“Ignore it.” 

“Can it get—“ 

“Ignore it.” She sighed. He felt comforted by her weariness. Whatever this was, it wasn’t a nightmare, for him, which was as far as he could see. The seconds accrued between them and he thought she’d fallen back asleep.  

Falling into his own dream he heard her, “My dad saw me as a four-year-old, dressed up like a tea-cup for Halloween. Nearly lost his mind when I drank all his gin.” He felt the muscles in her face tighten and smile, felt his own. 

“That’s funny.” 

“Yeah it’s funny.” 

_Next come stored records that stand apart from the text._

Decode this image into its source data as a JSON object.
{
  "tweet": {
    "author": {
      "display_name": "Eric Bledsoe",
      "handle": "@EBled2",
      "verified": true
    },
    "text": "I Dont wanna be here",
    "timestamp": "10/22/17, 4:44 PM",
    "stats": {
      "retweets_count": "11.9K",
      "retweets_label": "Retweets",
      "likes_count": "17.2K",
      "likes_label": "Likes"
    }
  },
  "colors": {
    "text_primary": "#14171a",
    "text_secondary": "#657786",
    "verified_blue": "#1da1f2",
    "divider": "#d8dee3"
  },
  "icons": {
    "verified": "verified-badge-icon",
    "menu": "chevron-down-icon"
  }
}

They slept-in together, dozing in the body warmed sheets, the morning outside grey and raining. They were silent and physical, communicating through touches and squeezes, each focused on what was next, when it would be over. The thing that had been done, done again.  When the rain cleared they walked down the road to the sea, the babbling surf murmuring to them as they made their way over granite, wisps of fog curling around their feet, the air in the middle distance brushed with undulating webs of cloud. He held her hand when they were alone, dropped it when someone drove by so he wouldn’t look crazy. 

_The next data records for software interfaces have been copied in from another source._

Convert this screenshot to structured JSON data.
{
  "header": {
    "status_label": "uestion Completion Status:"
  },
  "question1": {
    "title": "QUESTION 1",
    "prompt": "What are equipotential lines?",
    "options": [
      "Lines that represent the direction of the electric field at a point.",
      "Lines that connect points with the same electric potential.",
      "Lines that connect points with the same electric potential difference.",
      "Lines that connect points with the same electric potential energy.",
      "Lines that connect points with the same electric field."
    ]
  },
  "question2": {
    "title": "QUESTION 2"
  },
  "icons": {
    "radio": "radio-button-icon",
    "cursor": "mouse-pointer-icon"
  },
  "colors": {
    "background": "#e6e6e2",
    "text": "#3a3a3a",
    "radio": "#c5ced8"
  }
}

They sat together at the surf and waited for it to happen, watching the frothy lead colored waves push in and out, crawling over the packed sand to clutch at their ankles. She buried her feet, biting her lip in concentration as she evaluated the feeling of sand between her toes.  

“Look.” she said. “I want you to know I loved you. You were one of the people I loved. You were a nice piece of my life.” 

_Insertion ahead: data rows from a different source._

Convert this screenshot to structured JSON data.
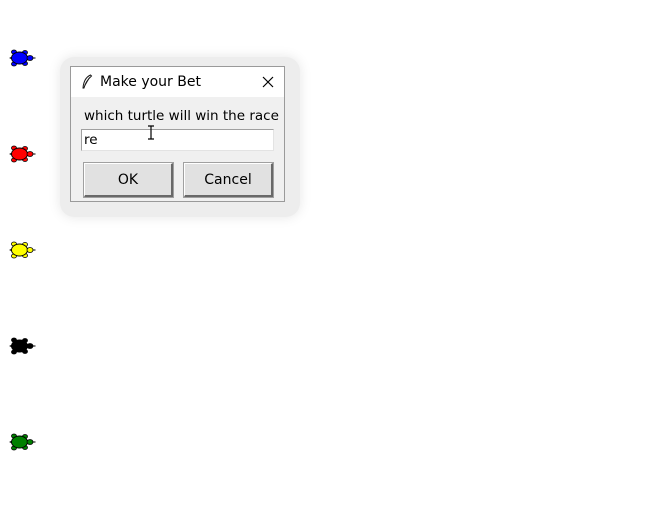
{
  "turtles": [
    {
      "color": "#0000ff",
      "name": "blue"
    },
    {
      "color": "#ff0000",
      "name": "red"
    },
    {
      "color": "#ffff00",
      "name": "yellow"
    },
    {
      "color": "#000000",
      "name": "black"
    },
    {
      "color": "#008000",
      "name": "green"
    }
  ],
  "dialog": {
    "title": "Make your Bet",
    "title_icon": "feather-icon",
    "close_icon": "close-icon",
    "prompt": "which turtle will win the race",
    "input_value": "re",
    "ok_label": "OK",
    "cancel_label": "Cancel"
  }
}
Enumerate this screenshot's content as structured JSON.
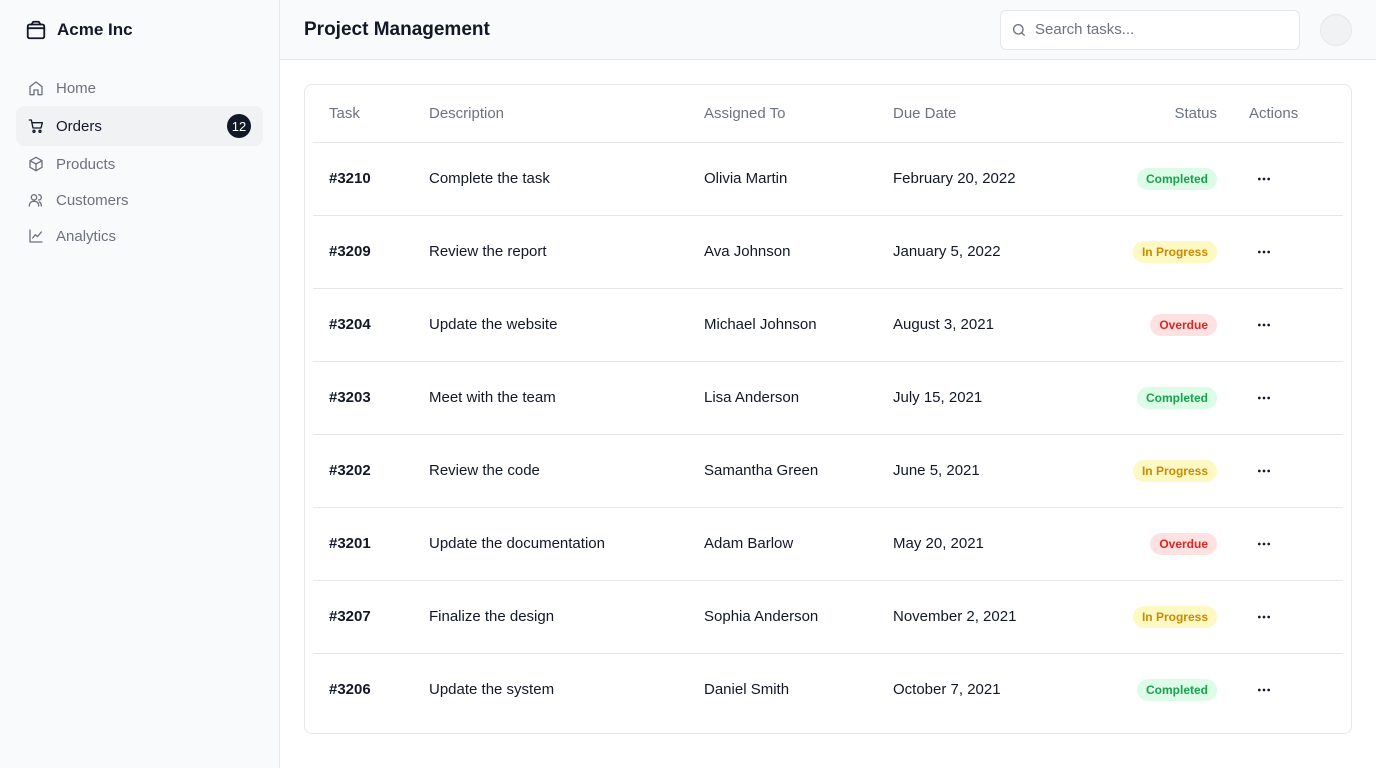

He nodded, searching for something deep to say. “Who do you go to next?” 

“I don’t know. I hope my dad. My fiancé, he’s living in an ashram now, gonna see if I can break him out of it. The time I’m gone gets longer each go around.” 

“What’s that like?” 

“It’s not like anything. I’m just gone.” She looked at him, studied his face and he saw her back full, locked in pleasantly uncomfortable eye contact. She had yellow in the blue of her irises, she had a freckle beneath the curve of a nostril. “This might be it for you. I don’t know if I’ll come back this way.” 

“Yeah. You’re probably right,” he added, looking at the speck of a person on the beach horizon, a small dark spot throwing a tennis ball to another, smaller spot. “Here’s what I’ll do. Every time I see someone faraway, I’ll tell myself it’s you. What do you think?” 

But she didn’t think anything because she wasn’t there and he was talking to himself, the depression in the sand where she’d been slowly erasing in the salty breeze. He sat there and felt practiced, like he’d over-reached and said something scripted, which is was how she’d always made him feel. 

A great shape emerged from behind him and entered into his peripheral. A bear, shaggy and dour, thick brown coat tangled and knotted in the damp sea air. It sniffed at the air pensively, pawed the sand and looked at him, grey light twinkling in obsidian eyes. It gathered itself with a snort and trudged towards the sea, disappearing into the curled palm of a coming wave, the scent of hide vanquished in salt spray. He sat and wondered how long it would take for it to all feel like a dream. 

A native New Yorker, John Waterfall is a writer living in Manhattan and a student at the New School's creative writing MFA program. His interests include genre fiction and literature about animals. A proud father of two cats and one on-the-way baby girl. After receiving a BA in English from Boston University and an MFA in filmmaking from the New York Film Academy, John worked as a screenwriter and bookseller. His current passion is collecting signed books.